Task> Output each entry verbatim. Leave the images out.

(Items listed in a dataset)

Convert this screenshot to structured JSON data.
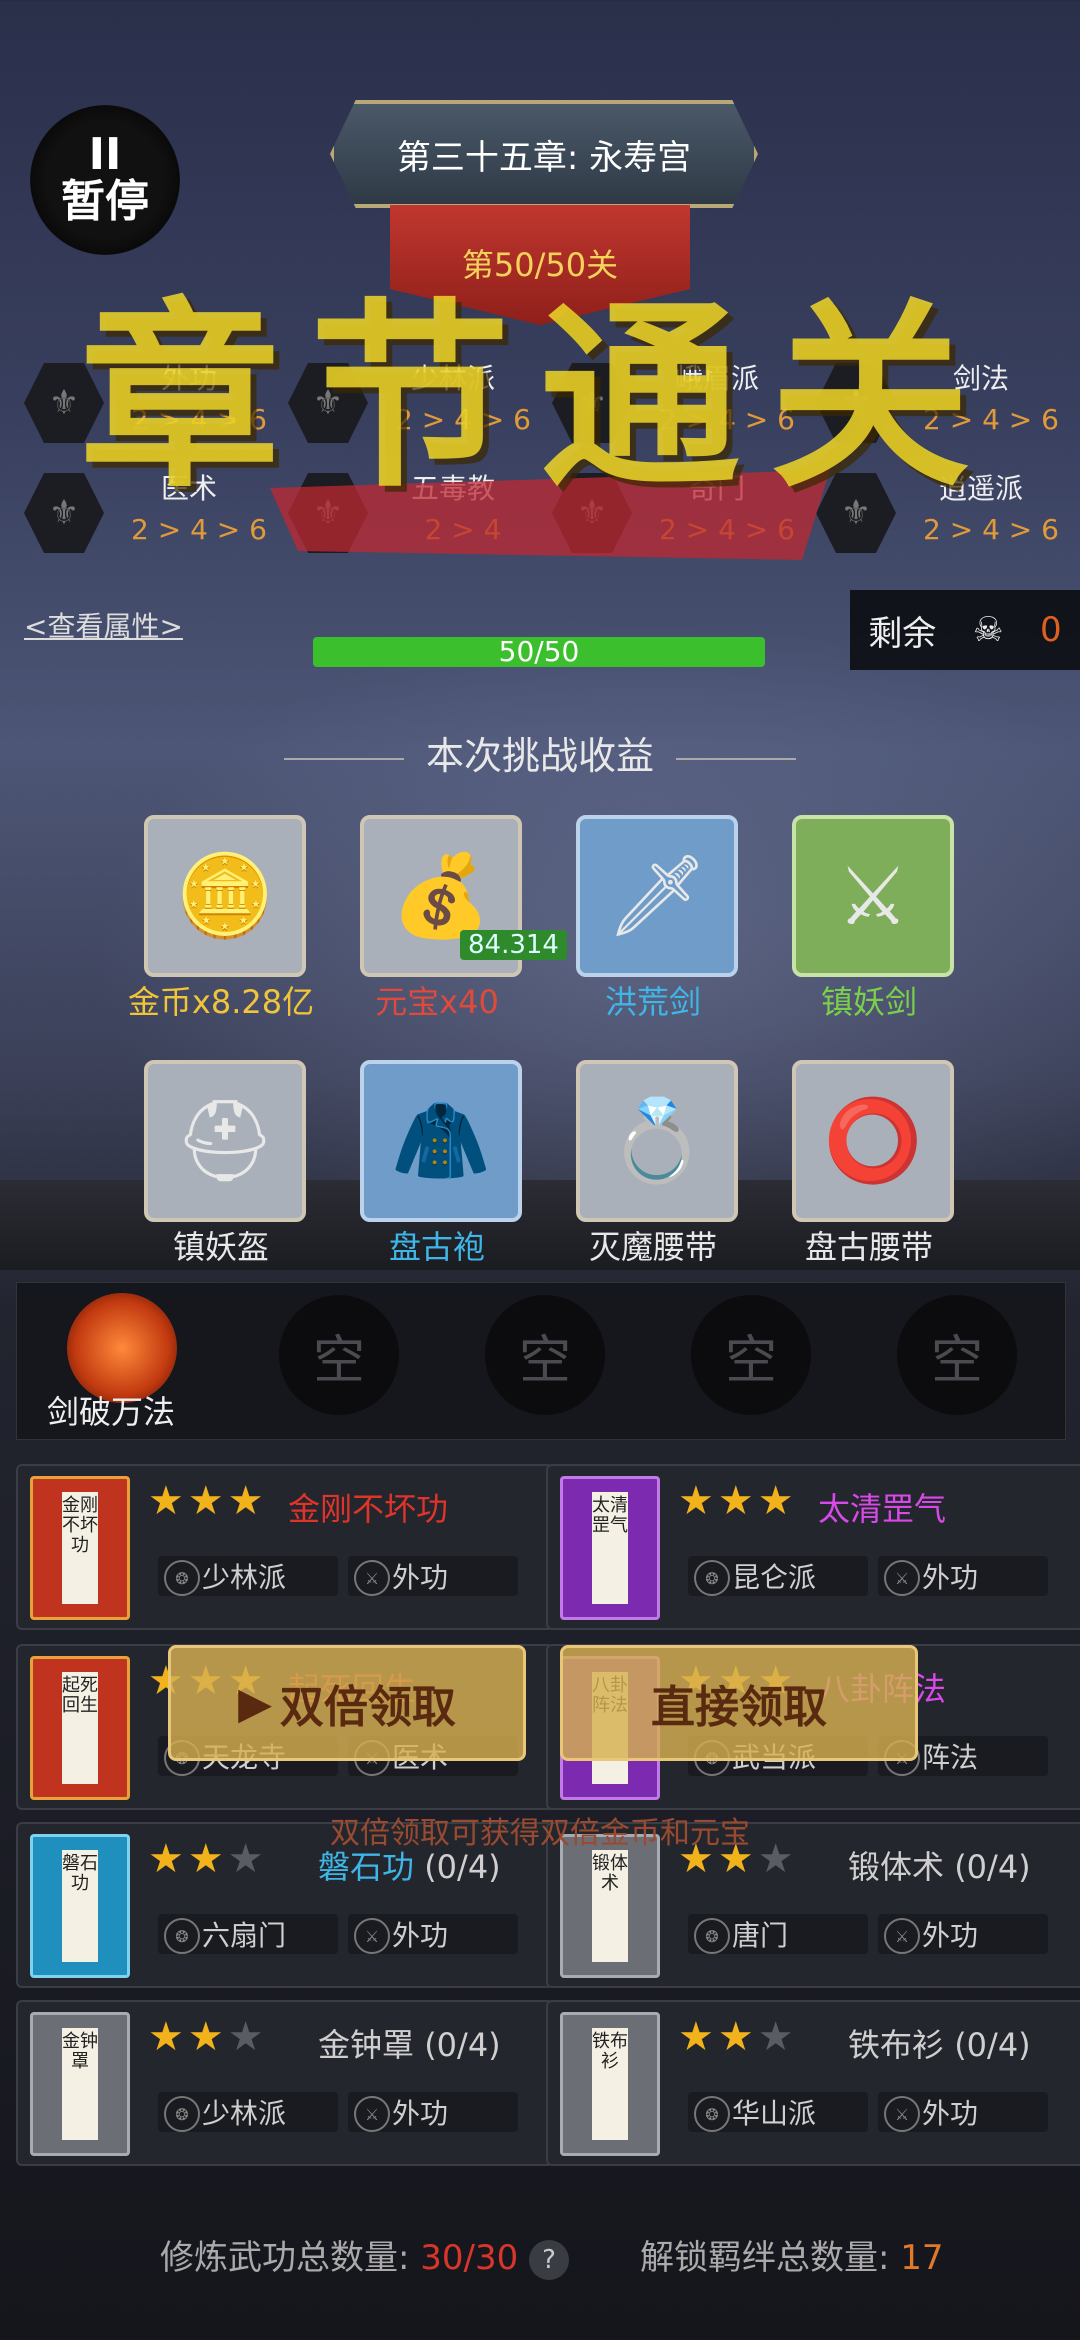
{
  "pause": {
    "icon": "II",
    "label": "暂停"
  },
  "chapter": {
    "title": "第三十五章: 永寿宫",
    "stage": "第50/50关"
  },
  "skills": [
    {
      "name": "外功",
      "levels": "2 > 4 > 6"
    },
    {
      "name": "少林派",
      "levels": "2 > 4 > 6"
    },
    {
      "name": "峨眉派",
      "levels": "2 > 4 > 6"
    },
    {
      "name": "剑法",
      "levels": "2 > 4 > 6"
    },
    {
      "name": "医术",
      "levels": "2 > 4 > 6"
    },
    {
      "name": "五毒教",
      "levels": "2 > 4"
    },
    {
      "name": "奇门",
      "levels": "2 > 4 > 6"
    },
    {
      "name": "逍遥派",
      "levels": "2 > 4 > 6"
    }
  ],
  "overlay_title": "章节通关",
  "view_attributes": "<查看属性>",
  "progress": {
    "label": "50/50",
    "current": 50,
    "max": 50
  },
  "remaining": {
    "label": "剩余",
    "value": "0"
  },
  "gain_header": "本次挑战收益",
  "float_number": "84.314",
  "rewards": [
    {
      "label": "金币x8.28亿",
      "color": "#f0c53a",
      "icon": "coins-icon",
      "glyph": "🪙",
      "style": ""
    },
    {
      "label": "元宝x40",
      "color": "#e04a3a",
      "icon": "gold-ingot-icon",
      "glyph": "💰",
      "style": ""
    },
    {
      "label": "洪荒剑",
      "color": "#3fb6e8",
      "icon": "sword-icon",
      "glyph": "🗡",
      "style": "blue"
    },
    {
      "label": "镇妖剑",
      "color": "#7ad04a",
      "icon": "golden-sword-icon",
      "glyph": "⚔",
      "style": "green"
    },
    {
      "label": "镇妖盔",
      "color": "#e8e8e8",
      "icon": "helmet-icon",
      "glyph": "⛑",
      "style": ""
    },
    {
      "label": "盘古袍",
      "color": "#3fb6e8",
      "icon": "armor-icon",
      "glyph": "🧥",
      "style": "blue"
    },
    {
      "label": "灭魔腰带",
      "color": "#e8e8e8",
      "icon": "belt-icon",
      "glyph": "💍",
      "style": ""
    },
    {
      "label": "盘古腰带",
      "color": "#e8e8e8",
      "icon": "belt-icon",
      "glyph": "⭕",
      "style": ""
    }
  ],
  "first_slot_label": "剑破万法",
  "empty_slot": "空",
  "techniques": [
    {
      "book": "金刚不坏功",
      "book_style": "red",
      "stars": 3,
      "name": "金刚不坏功",
      "name_color": "#e0342a",
      "tags": [
        "少林派",
        "外功"
      ]
    },
    {
      "book": "太清罡气",
      "book_style": "purple",
      "stars": 3,
      "name": "太清罡气",
      "name_color": "#d84ae8",
      "tags": [
        "昆仑派",
        "外功"
      ]
    },
    {
      "book": "起死回生",
      "book_style": "red",
      "stars": 3,
      "name": "起死回生",
      "name_color": "#e0342a",
      "tags": [
        "天龙寺",
        "医术"
      ]
    },
    {
      "book": "八卦阵法",
      "book_style": "purple",
      "stars": 3,
      "name": "八卦阵法",
      "name_color": "#d84ae8",
      "tags": [
        "武当派",
        "阵法"
      ]
    },
    {
      "book": "磐石功",
      "book_style": "blue",
      "stars": 2,
      "name": "磐石功",
      "progress": "(0/4)",
      "name_color": "#3fb6e8",
      "tags": [
        "六扇门",
        "外功"
      ]
    },
    {
      "book": "锻体术",
      "book_style": "gray",
      "stars": 2,
      "name": "锻体术",
      "progress": "(0/4)",
      "name_color": "#cfcfcf",
      "tags": [
        "唐门",
        "外功"
      ]
    },
    {
      "book": "金钟罩",
      "book_style": "gray",
      "stars": 2,
      "name": "金钟罩",
      "progress": "(0/4)",
      "name_color": "#cfcfcf",
      "tags": [
        "少林派",
        "外功"
      ]
    },
    {
      "book": "铁布衫",
      "book_style": "gray",
      "stars": 2,
      "name": "铁布衫",
      "progress": "(0/4)",
      "name_color": "#cfcfcf",
      "tags": [
        "华山派",
        "外功"
      ]
    }
  ],
  "buttons": {
    "double": "双倍领取",
    "direct": "直接领取"
  },
  "hint": "双倍领取可获得双倍金币和元宝",
  "footer": {
    "train_label": "修炼武功总数量:",
    "train_value": "30/30",
    "bond_label": "解锁羁绊总数量:",
    "bond_value": "17",
    "help": "?"
  }
}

Written solution>
Convert this screenshot to structured JSON data.
{
  "pause": {
    "icon": "II",
    "label": "暂停"
  },
  "chapter": {
    "title": "第三十五章: 永寿宫",
    "stage": "第50/50关"
  },
  "skills": [
    {
      "name": "外功",
      "levels": "2 > 4 > 6"
    },
    {
      "name": "少林派",
      "levels": "2 > 4 > 6"
    },
    {
      "name": "峨眉派",
      "levels": "2 > 4 > 6"
    },
    {
      "name": "剑法",
      "levels": "2 > 4 > 6"
    },
    {
      "name": "医术",
      "levels": "2 > 4 > 6"
    },
    {
      "name": "五毒教",
      "levels": "2 > 4"
    },
    {
      "name": "奇门",
      "levels": "2 > 4 > 6"
    },
    {
      "name": "逍遥派",
      "levels": "2 > 4 > 6"
    }
  ],
  "overlay_title": "章节通关",
  "view_attributes": "<查看属性>",
  "progress": {
    "label": "50/50",
    "current": 50,
    "max": 50
  },
  "remaining": {
    "label": "剩余",
    "value": "0"
  },
  "gain_header": "本次挑战收益",
  "float_number": "84.314",
  "rewards": [
    {
      "label": "金币x8.28亿",
      "color": "#f0c53a",
      "icon": "coins-icon",
      "glyph": "🪙",
      "style": ""
    },
    {
      "label": "元宝x40",
      "color": "#e04a3a",
      "icon": "gold-ingot-icon",
      "glyph": "💰",
      "style": ""
    },
    {
      "label": "洪荒剑",
      "color": "#3fb6e8",
      "icon": "sword-icon",
      "glyph": "🗡",
      "style": "blue"
    },
    {
      "label": "镇妖剑",
      "color": "#7ad04a",
      "icon": "golden-sword-icon",
      "glyph": "⚔",
      "style": "green"
    },
    {
      "label": "镇妖盔",
      "color": "#e8e8e8",
      "icon": "helmet-icon",
      "glyph": "⛑",
      "style": ""
    },
    {
      "label": "盘古袍",
      "color": "#3fb6e8",
      "icon": "armor-icon",
      "glyph": "🧥",
      "style": "blue"
    },
    {
      "label": "灭魔腰带",
      "color": "#e8e8e8",
      "icon": "belt-icon",
      "glyph": "💍",
      "style": ""
    },
    {
      "label": "盘古腰带",
      "color": "#e8e8e8",
      "icon": "belt-icon",
      "glyph": "⭕",
      "style": ""
    }
  ],
  "first_slot_label": "剑破万法",
  "empty_slot": "空",
  "techniques": [
    {
      "book": "金刚不坏功",
      "book_style": "red",
      "stars": 3,
      "name": "金刚不坏功",
      "name_color": "#e0342a",
      "tags": [
        "少林派",
        "外功"
      ]
    },
    {
      "book": "太清罡气",
      "book_style": "purple",
      "stars": 3,
      "name": "太清罡气",
      "name_color": "#d84ae8",
      "tags": [
        "昆仑派",
        "外功"
      ]
    },
    {
      "book": "起死回生",
      "book_style": "red",
      "stars": 3,
      "name": "起死回生",
      "name_color": "#e0342a",
      "tags": [
        "天龙寺",
        "医术"
      ]
    },
    {
      "book": "八卦阵法",
      "book_style": "purple",
      "stars": 3,
      "name": "八卦阵法",
      "name_color": "#d84ae8",
      "tags": [
        "武当派",
        "阵法"
      ]
    },
    {
      "book": "磐石功",
      "book_style": "blue",
      "stars": 2,
      "name": "磐石功",
      "progress": "(0/4)",
      "name_color": "#3fb6e8",
      "tags": [
        "六扇门",
        "外功"
      ]
    },
    {
      "book": "锻体术",
      "book_style": "gray",
      "stars": 2,
      "name": "锻体术",
      "progress": "(0/4)",
      "name_color": "#cfcfcf",
      "tags": [
        "唐门",
        "外功"
      ]
    },
    {
      "book": "金钟罩",
      "book_style": "gray",
      "stars": 2,
      "name": "金钟罩",
      "progress": "(0/4)",
      "name_color": "#cfcfcf",
      "tags": [
        "少林派",
        "外功"
      ]
    },
    {
      "book": "铁布衫",
      "book_style": "gray",
      "stars": 2,
      "name": "铁布衫",
      "progress": "(0/4)",
      "name_color": "#cfcfcf",
      "tags": [
        "华山派",
        "外功"
      ]
    }
  ],
  "buttons": {
    "double": "双倍领取",
    "direct": "直接领取"
  },
  "hint": "双倍领取可获得双倍金币和元宝",
  "footer": {
    "train_label": "修炼武功总数量:",
    "train_value": "30/30",
    "bond_label": "解锁羁绊总数量:",
    "bond_value": "17",
    "help": "?"
  }
}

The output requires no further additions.